“We feel next year’s new look will really honor Mr. C because it’s going to bring even more brilliance and magic to the production,” said Sklute, who has worked not only with the production team but also with Ballet West archivists and former staff members as well as the founder’s family.

“Mr. C himself tweaked and changed things,” Sklute added. “There were four earlier incarnations. I even looked at earlier ones to see if there were things that might be interesting to bring back.”

Big donors, such as the Eccles Foundation, have paved the way for the update, according to a previous news release from the ballet company. Sklute said the updates will include more lavish and fanciful sets, costumes and special effects from a time period consistent with the lifetime of the fairy tale’s author (E.T.A Hoffmann, 1776-1822).

According to Sklute, few characters will change. Monkeys will replace Oriental servants, and although the choreography won’t change, it will become a role for young male dancers (it is currently a role for young female dancers). There have also been hints, although the details remain uncertain, that the larger-than-life Mother Buffoon, a clownish figure with a massive skirt filled with little children (known as “Buffoons”) may become a “Queen Bee” figure with a beehive skirt (and little “Bees”) in a nod to Utah’s state symbol.

Sklute also noted, however, that some things will stay decisively the same. The sentimentally designed Russian costumes, which are reminiscent of the Christensen brothers’ vaudeville act, won't change much, nor will the cherished 40-year-old grandfather clock set piece from which Herr Drosselmeyer’s face appears during Clara’s troubled sleep.

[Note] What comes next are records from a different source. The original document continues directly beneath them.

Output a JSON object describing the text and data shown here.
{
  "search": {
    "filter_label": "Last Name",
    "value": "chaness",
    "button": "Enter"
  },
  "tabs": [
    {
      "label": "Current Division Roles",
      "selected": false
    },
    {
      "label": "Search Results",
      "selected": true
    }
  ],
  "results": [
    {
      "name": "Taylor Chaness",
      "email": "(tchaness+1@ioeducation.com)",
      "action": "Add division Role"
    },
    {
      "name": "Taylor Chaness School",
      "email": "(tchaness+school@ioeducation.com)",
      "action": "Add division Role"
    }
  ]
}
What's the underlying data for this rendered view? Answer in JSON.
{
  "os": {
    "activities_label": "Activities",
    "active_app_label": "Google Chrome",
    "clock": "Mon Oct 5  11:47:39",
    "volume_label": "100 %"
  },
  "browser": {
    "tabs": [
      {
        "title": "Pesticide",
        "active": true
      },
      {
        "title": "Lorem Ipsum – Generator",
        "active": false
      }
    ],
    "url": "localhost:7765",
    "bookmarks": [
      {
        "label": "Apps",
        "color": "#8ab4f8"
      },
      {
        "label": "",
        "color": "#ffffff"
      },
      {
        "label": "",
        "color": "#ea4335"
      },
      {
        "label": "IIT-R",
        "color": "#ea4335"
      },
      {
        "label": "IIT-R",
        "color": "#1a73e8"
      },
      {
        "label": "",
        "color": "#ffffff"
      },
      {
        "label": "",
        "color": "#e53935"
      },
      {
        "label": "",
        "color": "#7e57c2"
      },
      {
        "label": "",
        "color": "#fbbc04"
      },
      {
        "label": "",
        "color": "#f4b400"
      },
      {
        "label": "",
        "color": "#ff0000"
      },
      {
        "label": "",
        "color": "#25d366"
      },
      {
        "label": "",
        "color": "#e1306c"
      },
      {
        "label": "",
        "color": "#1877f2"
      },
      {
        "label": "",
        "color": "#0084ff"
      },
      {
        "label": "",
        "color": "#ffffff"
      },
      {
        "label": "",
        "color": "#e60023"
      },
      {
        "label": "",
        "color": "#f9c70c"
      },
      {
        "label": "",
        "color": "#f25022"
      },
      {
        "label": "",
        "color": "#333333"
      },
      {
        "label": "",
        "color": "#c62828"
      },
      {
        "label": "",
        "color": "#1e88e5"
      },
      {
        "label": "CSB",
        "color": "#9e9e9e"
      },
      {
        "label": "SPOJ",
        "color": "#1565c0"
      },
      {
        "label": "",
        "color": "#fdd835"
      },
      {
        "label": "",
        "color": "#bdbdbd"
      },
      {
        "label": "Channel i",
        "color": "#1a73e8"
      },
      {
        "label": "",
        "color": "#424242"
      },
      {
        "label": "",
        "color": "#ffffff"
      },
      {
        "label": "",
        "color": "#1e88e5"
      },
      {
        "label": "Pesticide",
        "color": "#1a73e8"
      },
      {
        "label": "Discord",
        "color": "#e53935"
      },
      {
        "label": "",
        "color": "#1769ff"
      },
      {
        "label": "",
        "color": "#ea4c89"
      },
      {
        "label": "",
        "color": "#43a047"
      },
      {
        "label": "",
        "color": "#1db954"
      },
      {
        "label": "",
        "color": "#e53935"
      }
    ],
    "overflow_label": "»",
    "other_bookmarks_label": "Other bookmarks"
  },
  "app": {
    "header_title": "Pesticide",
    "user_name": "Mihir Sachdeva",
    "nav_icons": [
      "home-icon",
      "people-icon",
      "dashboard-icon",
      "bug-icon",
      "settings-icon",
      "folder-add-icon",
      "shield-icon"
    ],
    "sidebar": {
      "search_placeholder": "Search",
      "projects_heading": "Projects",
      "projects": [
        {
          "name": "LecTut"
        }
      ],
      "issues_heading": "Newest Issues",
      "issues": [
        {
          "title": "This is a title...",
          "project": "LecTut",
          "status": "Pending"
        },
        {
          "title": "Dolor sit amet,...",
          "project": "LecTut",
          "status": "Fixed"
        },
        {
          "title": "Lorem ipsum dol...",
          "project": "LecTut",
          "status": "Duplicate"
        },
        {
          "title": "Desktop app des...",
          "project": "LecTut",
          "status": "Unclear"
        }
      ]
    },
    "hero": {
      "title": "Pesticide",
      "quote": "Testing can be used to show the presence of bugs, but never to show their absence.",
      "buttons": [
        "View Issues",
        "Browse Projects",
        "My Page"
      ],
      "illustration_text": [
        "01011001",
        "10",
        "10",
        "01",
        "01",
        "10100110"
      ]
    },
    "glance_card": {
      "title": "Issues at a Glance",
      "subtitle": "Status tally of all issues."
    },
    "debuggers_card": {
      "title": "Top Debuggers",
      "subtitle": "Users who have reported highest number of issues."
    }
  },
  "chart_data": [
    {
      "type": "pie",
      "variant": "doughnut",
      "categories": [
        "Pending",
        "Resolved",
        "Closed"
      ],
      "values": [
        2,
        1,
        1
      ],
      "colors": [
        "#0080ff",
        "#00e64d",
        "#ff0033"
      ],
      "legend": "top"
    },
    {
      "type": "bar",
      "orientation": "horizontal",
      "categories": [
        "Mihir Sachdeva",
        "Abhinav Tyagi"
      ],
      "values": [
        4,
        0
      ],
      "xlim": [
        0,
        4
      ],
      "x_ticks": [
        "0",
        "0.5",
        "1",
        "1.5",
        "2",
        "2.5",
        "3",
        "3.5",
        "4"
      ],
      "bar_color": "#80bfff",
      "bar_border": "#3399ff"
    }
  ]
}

Sklute says he’s honored to act as a steward over Salt Lake’s beloved production, which is steeped in history and tradition, and feels certain Christensen would have approved of the added “magic” to next year’s new look.

Christensen’s production was the first full-length American version of “The Nutcracker,” according to Ballet West's website. The production has proven to be the longest running “Nutcracker” in America, according to the news release.

“This kind of support for the arts isn’t common in every community,” Sklute said. “We have more support per capita than any community in America that I know of, which, when I came here nine years ago, was such a wonderful surprise. For such a relatively small market, the fact that we can sustain one of the top 10 ballet companies really speaks volumes.”

According to the news release, the ballet company is curating a free exhibit, "Nutcracker Memories," to "celebrate the history of 'The Nutcracker' and give audiences a glimpse at the future production." The exhibit will be on display at the Capitol Room in the Jessie Eccles Quinney Ballet Centre, which is adjacent to the Capitol Theatre.

Content advisory: The ballet contains some sword play. The party scene includes wine-filled goblets and pipe-smoking.

If you go …

What: Ballet West’s “The Nutcracker”

When: Dec. 2-26

Where: Capitol Theatre, 50 W. 200 South, Salt Lake City

How much: $20-$88

Phone: 801-869-6900